The New York- and Massachusetts-based artist Simonette Quamina grew up moving between South America, the Caribbean and New York. Having grown up in Grenada and the Caribbean communities of Flatbush, Brooklyn himself, Alvaro Barrington looks at her work and sees “an idea of a Caribbean where nature, mysticism, and play are all together.” Quamina’s latest large-scale collages, monochromatic combinations of graphite, silk, and printmaking, embrace Afro-Caribbean aesthetics as they present themes of labor, migration, and spirituality.

Fabian Knecht, Der Tod lässt sich nicht auswaschen (Death cannot be washed out), 2022. Photography by Marcus Schneider. Image courtesy of the artist and Alexander Levy. 

Fabian Knecht, proposed by Olafur Eliasson
Alexander Levy (Berlin)

Born in Germany in 1980, Fabian Knecht’s conceptual practice is fundamentally anti-authoritarian and progressive. At Alexander Levy, he will present Laughing is Suspicious, a textile installation made from personal clothing woven into nets, designed to camouflage Ukrainians at war with Russia. According to fellow Berlin-based artist Olafur Eliasson, Knecht’s conceptual clarity “simultaneously has the poetic weight of a feather and is as heavy as the earth.”

Vanessa Raw, proposed by Tracey Emin
Carl Freedman Gallery (Margate)

British artist Vanessa Raw paints colorful, idyllic landscapes with electrified edges, where nude feminine subjects find spaces of sexual intimacy in the evening light. Her presentation at Frieze marks her debut with Carl Freedman Gallery. Known for the groundbreaking themes of female sexuality in her own work, Tracey Emin finds Raw’s imagery especially “free and liberating.” In Emin’s words, “She can really paint.”

Wantanee Siripattananuntakul, Making the Unknown Known (Film Still), 2023. Image courtesy of the artist and Gallery Ver.

Wantanee Siripattananuntakul, proposed by Rirkrit Tiravanija
Gallery Ver (Bangkok)
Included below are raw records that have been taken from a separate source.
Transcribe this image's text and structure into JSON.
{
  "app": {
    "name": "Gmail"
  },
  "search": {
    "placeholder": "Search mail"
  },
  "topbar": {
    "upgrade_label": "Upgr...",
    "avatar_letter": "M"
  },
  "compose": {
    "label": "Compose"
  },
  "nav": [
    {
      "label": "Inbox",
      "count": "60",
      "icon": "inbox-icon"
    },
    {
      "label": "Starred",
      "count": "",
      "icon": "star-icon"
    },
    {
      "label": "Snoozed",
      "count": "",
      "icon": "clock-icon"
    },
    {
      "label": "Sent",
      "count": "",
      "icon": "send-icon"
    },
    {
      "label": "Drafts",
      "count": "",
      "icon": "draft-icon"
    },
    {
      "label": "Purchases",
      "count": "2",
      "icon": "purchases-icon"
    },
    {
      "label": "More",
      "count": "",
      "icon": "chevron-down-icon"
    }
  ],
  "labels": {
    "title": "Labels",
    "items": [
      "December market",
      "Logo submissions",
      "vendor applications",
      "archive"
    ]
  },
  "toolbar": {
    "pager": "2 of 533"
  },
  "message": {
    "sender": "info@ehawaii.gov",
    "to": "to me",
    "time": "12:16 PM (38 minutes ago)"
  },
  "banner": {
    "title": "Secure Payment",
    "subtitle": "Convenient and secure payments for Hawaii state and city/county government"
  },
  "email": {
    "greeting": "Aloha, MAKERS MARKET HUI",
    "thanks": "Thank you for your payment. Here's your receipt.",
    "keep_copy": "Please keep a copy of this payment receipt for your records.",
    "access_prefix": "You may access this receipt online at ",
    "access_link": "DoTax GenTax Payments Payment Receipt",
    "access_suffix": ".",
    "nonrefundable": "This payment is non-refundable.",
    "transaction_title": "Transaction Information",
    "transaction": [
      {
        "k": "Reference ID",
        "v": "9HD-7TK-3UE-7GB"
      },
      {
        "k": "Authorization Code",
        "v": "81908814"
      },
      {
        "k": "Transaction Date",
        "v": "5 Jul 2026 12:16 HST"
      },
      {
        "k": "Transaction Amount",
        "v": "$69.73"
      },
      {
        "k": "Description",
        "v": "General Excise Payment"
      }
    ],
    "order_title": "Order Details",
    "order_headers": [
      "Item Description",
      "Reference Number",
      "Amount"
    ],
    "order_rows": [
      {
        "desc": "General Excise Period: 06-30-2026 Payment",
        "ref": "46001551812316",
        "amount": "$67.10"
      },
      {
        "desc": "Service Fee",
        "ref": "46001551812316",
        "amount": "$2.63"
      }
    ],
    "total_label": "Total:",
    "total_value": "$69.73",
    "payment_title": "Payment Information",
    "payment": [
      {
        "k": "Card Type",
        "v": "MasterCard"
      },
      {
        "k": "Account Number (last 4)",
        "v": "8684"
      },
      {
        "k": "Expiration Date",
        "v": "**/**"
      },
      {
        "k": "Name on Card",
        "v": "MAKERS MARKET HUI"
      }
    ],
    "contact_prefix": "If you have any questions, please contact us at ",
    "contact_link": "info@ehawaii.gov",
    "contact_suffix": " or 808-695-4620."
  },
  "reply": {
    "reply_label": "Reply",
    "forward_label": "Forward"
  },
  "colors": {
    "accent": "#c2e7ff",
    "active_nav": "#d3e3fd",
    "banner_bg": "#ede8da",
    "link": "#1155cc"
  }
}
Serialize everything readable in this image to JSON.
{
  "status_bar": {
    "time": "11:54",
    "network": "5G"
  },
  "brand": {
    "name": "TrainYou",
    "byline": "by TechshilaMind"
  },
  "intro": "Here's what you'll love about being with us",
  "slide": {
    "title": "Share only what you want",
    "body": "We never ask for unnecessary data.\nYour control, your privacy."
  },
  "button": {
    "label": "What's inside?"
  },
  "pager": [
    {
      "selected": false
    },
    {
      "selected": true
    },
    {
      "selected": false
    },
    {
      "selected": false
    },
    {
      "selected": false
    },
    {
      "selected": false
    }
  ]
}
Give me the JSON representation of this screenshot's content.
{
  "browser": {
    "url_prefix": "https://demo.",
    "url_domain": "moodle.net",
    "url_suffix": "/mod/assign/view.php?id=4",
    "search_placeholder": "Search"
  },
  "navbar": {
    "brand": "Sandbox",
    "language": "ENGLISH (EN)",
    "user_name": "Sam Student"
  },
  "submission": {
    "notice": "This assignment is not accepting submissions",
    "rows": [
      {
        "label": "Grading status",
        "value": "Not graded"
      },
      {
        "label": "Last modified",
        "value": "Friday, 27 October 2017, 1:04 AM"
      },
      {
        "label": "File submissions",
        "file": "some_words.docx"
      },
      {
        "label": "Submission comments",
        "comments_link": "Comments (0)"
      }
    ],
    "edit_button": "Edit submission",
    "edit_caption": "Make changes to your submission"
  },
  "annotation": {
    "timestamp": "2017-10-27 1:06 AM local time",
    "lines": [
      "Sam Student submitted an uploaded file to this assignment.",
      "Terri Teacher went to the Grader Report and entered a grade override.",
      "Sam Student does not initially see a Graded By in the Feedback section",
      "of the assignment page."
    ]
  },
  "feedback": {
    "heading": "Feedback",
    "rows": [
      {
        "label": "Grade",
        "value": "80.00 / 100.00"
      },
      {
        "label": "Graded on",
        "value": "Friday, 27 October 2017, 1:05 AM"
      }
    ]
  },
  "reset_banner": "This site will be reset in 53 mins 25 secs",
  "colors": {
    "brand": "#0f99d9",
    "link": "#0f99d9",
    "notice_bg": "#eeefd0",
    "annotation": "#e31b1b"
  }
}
“People Say Nothing Is Impossible, but Beuys Does Nothing Everyday” is the title of Bangkok-based artist Wantanee Siripattananuntakul’s solo presentation starring Beuys, her African gray parrot. Named after the late Joseph Beuys, he’s a recurring fixture in her critical takes on social issues in Thailand, including the tenuous relationship between nature and politics. For Rirkrit Tiravanija, Siripattananuntakul’s work represents an opportunity for open dialogue, “between the Thai and Western art worlds, between the centers and the periphery.”

Carlos Villa, proposed by Anthea Hamilton
Silverlens (Manila, New York)

Combining cultural motifs from various San Francisco diasporic communities in a wide range of mediums, the late Filipino-American artist Carlos Villa filled in the blanks of “a western historic insufficiency,” says British multidisciplinary artist Anthea Hamilton. At Frieze, Silverlens presents samples from his 1980s body-print series, in which he pressed his own paint-covered hands and face against unstretched canvas.